Newspaper articles and testimonials from as far back as 1887 reference the healing waters of the spring on the Ellerbe Springs Inn property. One could assume that the Indians that traveled through the area knew of the springs.
Ownership of the property now known as Ellerbe Springs can be traced back to 1790, when the land was purchased by William Webb. The property passed through several owners before it was purchased by Capt. William Farr Ellerbe in 1820. In 1850, with well over 1,100 acres, his son, Col. William Thomas Ellerbe, built a hunting lodge. After Col. Ellerbe passed, the property was used extensively - as a private school and for public events such as July 4th celebrations.
On July 19, 1905, the "Ellerbe Springs Company" was formed, comprised of T.C. Leak, R.L. Steele, and W.M. Covington. The purpose of the company was to "build, erect, construct, manage and occupy building for hotel purposes, dwelling houses, apartment houses and other structures ... to fit and conduct places of amusement ... to sell mineral water and to bottle and ship the same." The hotel was designed by H.E. Bonitz of Wilmington, NC, and built by A.D. Dumas.
The Ellerbe Springs Hotel opened on July 6, 1906. There were 30 rooms in the new hotel. After T.C. Leak passed away in 1913, his son, T.C. Jr. took over operation of the Hotel, and made many improvements, including construction of the dam to create the 5-acre pond, the swimming pool and adjacent walking paths.
On July 4, 1922, Governor-elect Cameron Morrison chose Ellerbe Springs as the location for his "Welcome Home" speech. Mr. Morrison, a native of Richmond County, had attended school at the McAskill School which had been located at Ellerbe Springs. Approximately 6,000 people attended the picnic that year.
In 1932, the property was sold to Dr. & Mrs. Donald MacIntyre, who opened the Ellerbe Springs Restorium This venture only lasted two years, before the property was sold to Richmond County. It continued to be used for public events with the schedule expanded to include the Fall Harvest Festivals.

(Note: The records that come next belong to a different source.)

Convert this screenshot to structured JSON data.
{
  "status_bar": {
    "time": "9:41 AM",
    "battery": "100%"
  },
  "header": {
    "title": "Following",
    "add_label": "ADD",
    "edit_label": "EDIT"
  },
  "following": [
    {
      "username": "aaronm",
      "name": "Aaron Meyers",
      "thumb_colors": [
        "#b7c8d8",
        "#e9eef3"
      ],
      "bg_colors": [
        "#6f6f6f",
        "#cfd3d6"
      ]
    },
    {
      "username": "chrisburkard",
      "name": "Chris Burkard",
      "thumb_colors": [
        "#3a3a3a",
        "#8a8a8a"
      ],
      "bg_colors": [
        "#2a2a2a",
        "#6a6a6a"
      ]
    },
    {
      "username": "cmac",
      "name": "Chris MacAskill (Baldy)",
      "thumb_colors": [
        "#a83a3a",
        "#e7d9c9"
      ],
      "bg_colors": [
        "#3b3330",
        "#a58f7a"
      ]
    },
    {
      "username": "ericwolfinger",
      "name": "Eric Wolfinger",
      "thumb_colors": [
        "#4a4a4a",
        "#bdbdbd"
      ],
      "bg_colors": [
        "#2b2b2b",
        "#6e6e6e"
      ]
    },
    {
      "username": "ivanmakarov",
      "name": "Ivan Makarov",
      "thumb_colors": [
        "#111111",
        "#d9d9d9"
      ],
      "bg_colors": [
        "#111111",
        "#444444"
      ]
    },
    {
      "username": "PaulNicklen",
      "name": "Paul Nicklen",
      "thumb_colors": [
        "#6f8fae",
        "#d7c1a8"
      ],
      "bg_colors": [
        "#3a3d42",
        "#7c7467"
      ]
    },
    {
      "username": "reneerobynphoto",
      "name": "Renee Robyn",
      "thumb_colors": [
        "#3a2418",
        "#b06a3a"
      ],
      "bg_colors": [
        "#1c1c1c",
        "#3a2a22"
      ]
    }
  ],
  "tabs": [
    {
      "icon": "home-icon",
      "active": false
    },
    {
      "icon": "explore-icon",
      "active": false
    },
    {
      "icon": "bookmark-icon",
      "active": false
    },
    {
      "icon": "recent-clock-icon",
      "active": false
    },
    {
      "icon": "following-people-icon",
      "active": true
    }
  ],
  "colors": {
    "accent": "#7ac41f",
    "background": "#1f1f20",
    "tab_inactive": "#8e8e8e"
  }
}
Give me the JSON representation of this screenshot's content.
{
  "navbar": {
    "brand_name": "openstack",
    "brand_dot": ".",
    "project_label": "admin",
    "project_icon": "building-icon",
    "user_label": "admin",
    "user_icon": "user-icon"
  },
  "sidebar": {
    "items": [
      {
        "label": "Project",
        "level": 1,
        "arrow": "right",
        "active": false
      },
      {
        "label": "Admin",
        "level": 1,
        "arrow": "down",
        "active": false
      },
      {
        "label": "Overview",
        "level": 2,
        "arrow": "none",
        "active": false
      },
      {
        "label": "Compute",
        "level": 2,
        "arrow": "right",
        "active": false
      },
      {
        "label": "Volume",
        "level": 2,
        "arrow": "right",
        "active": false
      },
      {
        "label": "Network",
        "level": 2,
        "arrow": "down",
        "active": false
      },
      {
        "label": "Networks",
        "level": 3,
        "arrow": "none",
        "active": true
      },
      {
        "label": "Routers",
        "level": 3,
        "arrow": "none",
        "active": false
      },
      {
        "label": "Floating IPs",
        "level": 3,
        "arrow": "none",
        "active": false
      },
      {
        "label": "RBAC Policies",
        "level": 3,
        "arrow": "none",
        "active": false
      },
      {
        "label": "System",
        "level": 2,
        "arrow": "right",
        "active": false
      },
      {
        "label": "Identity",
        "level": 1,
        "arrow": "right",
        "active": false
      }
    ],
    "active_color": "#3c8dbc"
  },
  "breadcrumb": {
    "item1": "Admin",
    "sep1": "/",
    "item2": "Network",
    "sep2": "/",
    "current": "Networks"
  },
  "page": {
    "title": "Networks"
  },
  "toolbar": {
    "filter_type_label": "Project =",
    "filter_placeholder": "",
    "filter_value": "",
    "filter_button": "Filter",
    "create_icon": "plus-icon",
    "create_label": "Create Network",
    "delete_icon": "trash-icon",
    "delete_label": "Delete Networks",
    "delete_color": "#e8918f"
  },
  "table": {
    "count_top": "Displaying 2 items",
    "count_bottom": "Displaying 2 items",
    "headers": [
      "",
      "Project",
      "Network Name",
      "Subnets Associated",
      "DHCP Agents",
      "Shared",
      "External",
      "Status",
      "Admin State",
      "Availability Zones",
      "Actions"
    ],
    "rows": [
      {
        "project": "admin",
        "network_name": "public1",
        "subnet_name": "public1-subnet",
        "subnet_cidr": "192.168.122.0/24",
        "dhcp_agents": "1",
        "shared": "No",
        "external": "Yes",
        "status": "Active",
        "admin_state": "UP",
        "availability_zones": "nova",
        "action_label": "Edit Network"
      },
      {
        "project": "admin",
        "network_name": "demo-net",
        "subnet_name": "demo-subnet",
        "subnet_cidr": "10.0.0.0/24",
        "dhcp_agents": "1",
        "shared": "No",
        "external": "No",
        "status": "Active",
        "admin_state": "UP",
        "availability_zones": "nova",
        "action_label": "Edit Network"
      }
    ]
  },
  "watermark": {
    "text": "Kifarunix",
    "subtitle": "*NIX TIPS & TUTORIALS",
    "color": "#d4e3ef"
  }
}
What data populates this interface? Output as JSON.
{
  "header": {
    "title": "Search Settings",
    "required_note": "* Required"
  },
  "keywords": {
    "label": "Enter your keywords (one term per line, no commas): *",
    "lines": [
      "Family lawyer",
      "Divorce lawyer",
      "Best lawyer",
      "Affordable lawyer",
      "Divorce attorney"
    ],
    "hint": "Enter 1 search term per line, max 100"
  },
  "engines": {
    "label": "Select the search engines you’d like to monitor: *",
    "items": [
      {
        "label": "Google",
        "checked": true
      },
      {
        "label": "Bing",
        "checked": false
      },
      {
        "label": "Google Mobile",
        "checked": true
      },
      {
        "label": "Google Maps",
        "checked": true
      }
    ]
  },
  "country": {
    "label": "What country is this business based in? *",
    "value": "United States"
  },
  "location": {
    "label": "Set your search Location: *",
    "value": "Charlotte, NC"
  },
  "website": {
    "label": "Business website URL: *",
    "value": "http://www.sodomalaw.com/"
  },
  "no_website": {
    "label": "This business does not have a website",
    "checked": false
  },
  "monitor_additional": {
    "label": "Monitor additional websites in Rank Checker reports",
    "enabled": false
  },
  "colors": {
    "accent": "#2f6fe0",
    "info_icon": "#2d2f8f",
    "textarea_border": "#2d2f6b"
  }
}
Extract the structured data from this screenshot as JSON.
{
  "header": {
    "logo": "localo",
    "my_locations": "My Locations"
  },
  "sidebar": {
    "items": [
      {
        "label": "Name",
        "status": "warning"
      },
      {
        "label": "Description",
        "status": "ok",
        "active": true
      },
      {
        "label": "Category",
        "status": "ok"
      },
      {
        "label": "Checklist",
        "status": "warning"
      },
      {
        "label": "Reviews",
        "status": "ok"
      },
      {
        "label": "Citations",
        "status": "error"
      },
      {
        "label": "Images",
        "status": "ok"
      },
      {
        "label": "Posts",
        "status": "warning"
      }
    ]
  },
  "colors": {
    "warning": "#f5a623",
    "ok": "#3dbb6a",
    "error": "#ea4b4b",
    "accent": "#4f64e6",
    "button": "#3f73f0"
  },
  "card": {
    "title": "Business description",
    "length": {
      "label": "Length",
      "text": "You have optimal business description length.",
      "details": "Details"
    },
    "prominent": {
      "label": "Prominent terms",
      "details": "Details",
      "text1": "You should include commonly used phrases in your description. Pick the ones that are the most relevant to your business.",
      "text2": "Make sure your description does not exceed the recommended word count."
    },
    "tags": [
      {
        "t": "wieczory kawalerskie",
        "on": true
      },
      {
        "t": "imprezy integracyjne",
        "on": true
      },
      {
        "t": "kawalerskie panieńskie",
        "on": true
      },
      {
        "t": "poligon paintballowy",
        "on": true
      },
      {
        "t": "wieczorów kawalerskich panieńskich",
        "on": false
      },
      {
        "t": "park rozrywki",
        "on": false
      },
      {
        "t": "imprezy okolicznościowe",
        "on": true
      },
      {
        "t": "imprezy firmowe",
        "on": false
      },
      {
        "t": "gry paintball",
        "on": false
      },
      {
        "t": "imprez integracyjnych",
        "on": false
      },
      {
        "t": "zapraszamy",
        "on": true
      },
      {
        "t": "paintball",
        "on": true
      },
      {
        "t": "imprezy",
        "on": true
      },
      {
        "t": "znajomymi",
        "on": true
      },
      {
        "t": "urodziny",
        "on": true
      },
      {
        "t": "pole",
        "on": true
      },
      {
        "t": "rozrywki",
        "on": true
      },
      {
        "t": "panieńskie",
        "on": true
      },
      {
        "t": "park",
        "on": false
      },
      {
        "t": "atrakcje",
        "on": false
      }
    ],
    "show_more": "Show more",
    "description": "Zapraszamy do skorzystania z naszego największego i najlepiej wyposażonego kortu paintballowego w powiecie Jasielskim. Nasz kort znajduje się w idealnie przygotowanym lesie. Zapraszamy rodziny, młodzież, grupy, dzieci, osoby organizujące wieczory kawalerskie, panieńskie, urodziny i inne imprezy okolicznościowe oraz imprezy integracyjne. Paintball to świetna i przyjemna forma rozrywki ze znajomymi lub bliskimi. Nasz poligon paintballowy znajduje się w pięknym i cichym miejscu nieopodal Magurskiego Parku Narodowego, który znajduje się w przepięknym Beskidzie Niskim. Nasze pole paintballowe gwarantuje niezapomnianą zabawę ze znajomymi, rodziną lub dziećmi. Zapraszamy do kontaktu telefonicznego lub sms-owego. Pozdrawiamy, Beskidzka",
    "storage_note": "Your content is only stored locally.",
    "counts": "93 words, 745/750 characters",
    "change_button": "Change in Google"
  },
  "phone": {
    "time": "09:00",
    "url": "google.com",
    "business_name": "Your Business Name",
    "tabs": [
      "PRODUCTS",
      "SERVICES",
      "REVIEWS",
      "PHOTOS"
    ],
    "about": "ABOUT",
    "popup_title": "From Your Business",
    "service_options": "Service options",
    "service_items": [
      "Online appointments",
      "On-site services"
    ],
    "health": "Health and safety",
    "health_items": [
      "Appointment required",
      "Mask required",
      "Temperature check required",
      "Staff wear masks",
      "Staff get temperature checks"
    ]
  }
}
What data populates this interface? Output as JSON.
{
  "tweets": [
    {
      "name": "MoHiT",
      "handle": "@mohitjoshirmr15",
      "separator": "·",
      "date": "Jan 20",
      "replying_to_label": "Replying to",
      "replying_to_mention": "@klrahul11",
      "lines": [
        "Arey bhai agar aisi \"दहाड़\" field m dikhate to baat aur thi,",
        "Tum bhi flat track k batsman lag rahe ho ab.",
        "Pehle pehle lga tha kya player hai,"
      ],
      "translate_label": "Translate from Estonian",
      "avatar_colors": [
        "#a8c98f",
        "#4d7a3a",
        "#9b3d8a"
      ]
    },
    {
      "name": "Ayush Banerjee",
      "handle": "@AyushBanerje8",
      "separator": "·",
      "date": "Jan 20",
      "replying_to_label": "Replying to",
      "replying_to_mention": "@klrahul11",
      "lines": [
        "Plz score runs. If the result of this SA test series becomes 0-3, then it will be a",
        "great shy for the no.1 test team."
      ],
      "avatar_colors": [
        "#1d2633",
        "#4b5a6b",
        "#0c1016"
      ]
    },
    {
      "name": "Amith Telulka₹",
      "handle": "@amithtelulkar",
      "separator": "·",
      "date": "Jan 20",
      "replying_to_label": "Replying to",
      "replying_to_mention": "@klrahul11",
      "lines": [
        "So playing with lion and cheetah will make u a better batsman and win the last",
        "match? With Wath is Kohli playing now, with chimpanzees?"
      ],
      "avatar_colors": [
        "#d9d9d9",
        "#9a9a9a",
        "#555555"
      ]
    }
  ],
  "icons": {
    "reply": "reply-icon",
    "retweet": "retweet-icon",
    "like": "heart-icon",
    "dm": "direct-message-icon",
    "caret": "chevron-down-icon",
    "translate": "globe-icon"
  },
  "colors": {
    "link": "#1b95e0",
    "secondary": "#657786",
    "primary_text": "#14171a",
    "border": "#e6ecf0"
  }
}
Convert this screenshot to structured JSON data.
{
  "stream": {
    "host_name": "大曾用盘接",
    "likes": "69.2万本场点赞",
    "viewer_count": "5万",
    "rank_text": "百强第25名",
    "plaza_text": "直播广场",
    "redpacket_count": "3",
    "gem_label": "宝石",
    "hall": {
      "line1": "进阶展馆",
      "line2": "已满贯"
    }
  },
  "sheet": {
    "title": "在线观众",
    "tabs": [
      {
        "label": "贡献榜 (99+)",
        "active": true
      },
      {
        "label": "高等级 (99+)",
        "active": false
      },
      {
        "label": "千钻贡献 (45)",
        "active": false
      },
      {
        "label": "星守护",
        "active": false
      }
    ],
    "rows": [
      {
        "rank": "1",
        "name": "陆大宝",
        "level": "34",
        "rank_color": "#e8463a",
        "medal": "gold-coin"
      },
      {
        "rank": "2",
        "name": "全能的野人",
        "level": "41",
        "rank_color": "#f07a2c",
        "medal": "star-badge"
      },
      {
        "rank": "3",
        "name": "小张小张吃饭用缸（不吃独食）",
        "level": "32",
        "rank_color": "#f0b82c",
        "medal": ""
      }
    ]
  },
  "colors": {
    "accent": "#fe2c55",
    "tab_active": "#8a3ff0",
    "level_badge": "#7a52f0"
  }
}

In the late 1930's, the property was also used for Richmond County 4-H camps, and as a Girls Residence Center operated by the National Youth Administration (NYA). In April 1940, First Lady Eleanor Roosevelt visited Ellerbe Springs for a luncheon and gave a speech in support of the NYA.
In the mid-1940's the property was sold to the Central North Carolina Council, Boy Scouts of America, who enjoyed it for 10 years. The property then sat vacant for many years.
In 1969, Ellerbe Springs was sold to Harris McRae. He and his wife, Nancy, took 3 years to renovate the Dining Room and construct a new camping area. For more than 40 years, Ellerbe Springs would be known for its fine dining and comfortable lodging. After Harris McRae passed away in 1985, his daughter, Elizabeth William Harris, stepped in and, under the watchful eye of the National Register of Historic Places, completely renovated the Inn. The extensive restoration project reduced the number of rooms to 14, each with a private bathroom and individually-controlled heating and air conditioning. Throughout the Inn, the decor was reminiscent of the early 1900's. When renovations were complete, it was the first time since 1925 that Ellerbe Springs was open and operated as a complete hotel. In 1990, the McRae's decided to sell Ellerbe Springs.
In October 1991, the Inn re-opened with new owners J. Neal Cadieu and his wife, Joanne. Under management of Beth Cadieu Diaz, more public events were added - including Easter Egg hunts, July 4th pancake breakfasts, and Murder Mystery weekends. It was during this time that the McAskill House was relocated from a neighboring farm to add its charm to Ellerbe Springs. In 1999, the Inn was sold again.
Between 2000 and 2011, Ellerbe Springs continued to operate as an Inn and Restaurant. However, business declined, in part due to construction of a highway bypass that redirected traffic away from the small Highway 220.
In 2013, the Inn was sold again, to Mark and Donna Buckeridge. In 2015 it re-opened as a Bed & Breakfast and a place for private and public special events. Since then, The Spring House, a family-friendly restaurant opened in the old dance hall, and the first phase of a campground has opened.
Our thanks and appreciation to J. Neal Cadieu, Jr., for his book "The First 175 Years of Ellerbe Springs", and for sharing this special place.